- If a foreign jurisdiction fails to recognise an English Will, immovable assets such as property may fall under local forced heirship rules.
If you wish to rectify an invalid Will due to either clerical error or failure to understand the testator’s wishes, an application can be made to the Court. Clerical errors may include mistakes made by solicitors, typists or the testator themselves. This could be adding or omitting something in error.
The court will consider the testator’s intention when considering if the Will can be rectified. They may need external evidence in order to do so.
In the case of a solicitor error or negligence, the solicitor may be called upon to reimburse the beneficiary for any court costs incurred when aiming to rectify a Will.
If rectification is deemed unsuitable, a claim against the solicitor that negligently prepared the Will may be an option. A beneficiary of a will has a right to damages against the solicitor whose negligence has caused them to suffer loss. The duty of care owed by the solicitor to the testator is automatically extended to any beneficiaries.
The duty also extends to circumstances whereby a solicitor sends a Will to a client for signature. The solicitor has a duty to examine the returned Will to see whether it appears to be properly executed. If they fail to notice errors, they may be liable for any losses incurred by the beneficiaries.
Navigating a Will is hard enough, but what if there is no Will in the first place? According to Citizens Advice, if a person dies without leaving a valid will, their estate must be shared out according to certain rules.
These are rules of intestacy, and anyone who dies without leaving a Will is titled an intestate person. Under the rules of intestacy, only married or civil partners can inherit a loved one’s estate. Some other close relatives can also inherit in the absence of a partner.

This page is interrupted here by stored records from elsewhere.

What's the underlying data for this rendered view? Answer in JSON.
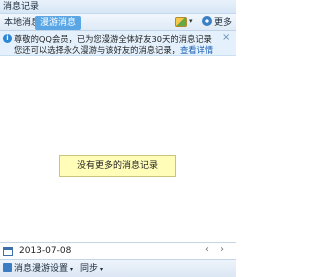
{
  "window": {
    "title": "消息记录"
  },
  "tabs": {
    "local": "本地消息",
    "roaming": "漫游消息"
  },
  "toolbar": {
    "more": "更多",
    "dropdown_caret": "▾"
  },
  "notice": {
    "line1": "尊敬的QQ会员，已为您漫游全体好友30天的消息记录",
    "line2_prefix": "您还可以选择永久漫游与该好友的消息记录，",
    "line2_link": "查看详情",
    "info_glyph": "i",
    "close": "×"
  },
  "records": {
    "empty_message": "没有更多的消息记录"
  },
  "datebar": {
    "date": "2013-07-08",
    "prev": "‹",
    "next": "›"
  },
  "bottombar": {
    "roam_settings": "消息漫游设置",
    "sync": "同步",
    "caret": "▾"
  },
  "colors": {
    "accent": "#5aa6e5",
    "notice_bg": "#e4f1fc",
    "empty_box_bg": "#fffdb8",
    "link": "#1a5fb4"
  }
}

This is the case if someone makes a will but it is not legally valid. The rules of intestacy take precedence over the wishes expressed in the Will. These rules also decide how the estate will be shared out.

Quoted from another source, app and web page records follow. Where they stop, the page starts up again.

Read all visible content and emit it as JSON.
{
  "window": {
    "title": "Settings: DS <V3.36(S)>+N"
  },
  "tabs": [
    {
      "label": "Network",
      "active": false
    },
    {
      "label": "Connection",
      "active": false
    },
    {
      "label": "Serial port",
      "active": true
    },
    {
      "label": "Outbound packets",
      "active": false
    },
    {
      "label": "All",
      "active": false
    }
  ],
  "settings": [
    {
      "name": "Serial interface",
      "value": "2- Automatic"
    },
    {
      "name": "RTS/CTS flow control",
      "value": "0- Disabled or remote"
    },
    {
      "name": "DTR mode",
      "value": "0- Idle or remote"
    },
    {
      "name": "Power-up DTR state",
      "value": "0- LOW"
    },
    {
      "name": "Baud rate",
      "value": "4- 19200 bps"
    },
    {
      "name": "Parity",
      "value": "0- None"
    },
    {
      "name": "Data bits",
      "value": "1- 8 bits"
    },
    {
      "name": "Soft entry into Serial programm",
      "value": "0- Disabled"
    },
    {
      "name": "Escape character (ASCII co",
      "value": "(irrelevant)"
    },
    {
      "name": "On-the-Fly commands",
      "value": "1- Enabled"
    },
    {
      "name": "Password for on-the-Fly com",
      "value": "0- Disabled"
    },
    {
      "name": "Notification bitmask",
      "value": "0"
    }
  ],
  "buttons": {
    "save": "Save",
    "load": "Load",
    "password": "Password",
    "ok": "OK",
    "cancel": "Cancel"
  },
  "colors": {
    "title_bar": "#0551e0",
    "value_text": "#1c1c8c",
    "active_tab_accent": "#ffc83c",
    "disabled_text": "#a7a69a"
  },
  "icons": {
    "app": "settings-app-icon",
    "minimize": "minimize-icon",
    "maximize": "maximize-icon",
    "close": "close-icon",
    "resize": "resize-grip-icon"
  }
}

Disclaimer: MoneyMagpie is not a licensed financial or legal advisor and therefore information found here including opinions, commentary, suggestions or strategies are for informational, entertainment or educational purposes only. This should not be considered as financial or legal advice. Anyone thinking of investing should conduct their own due diligence.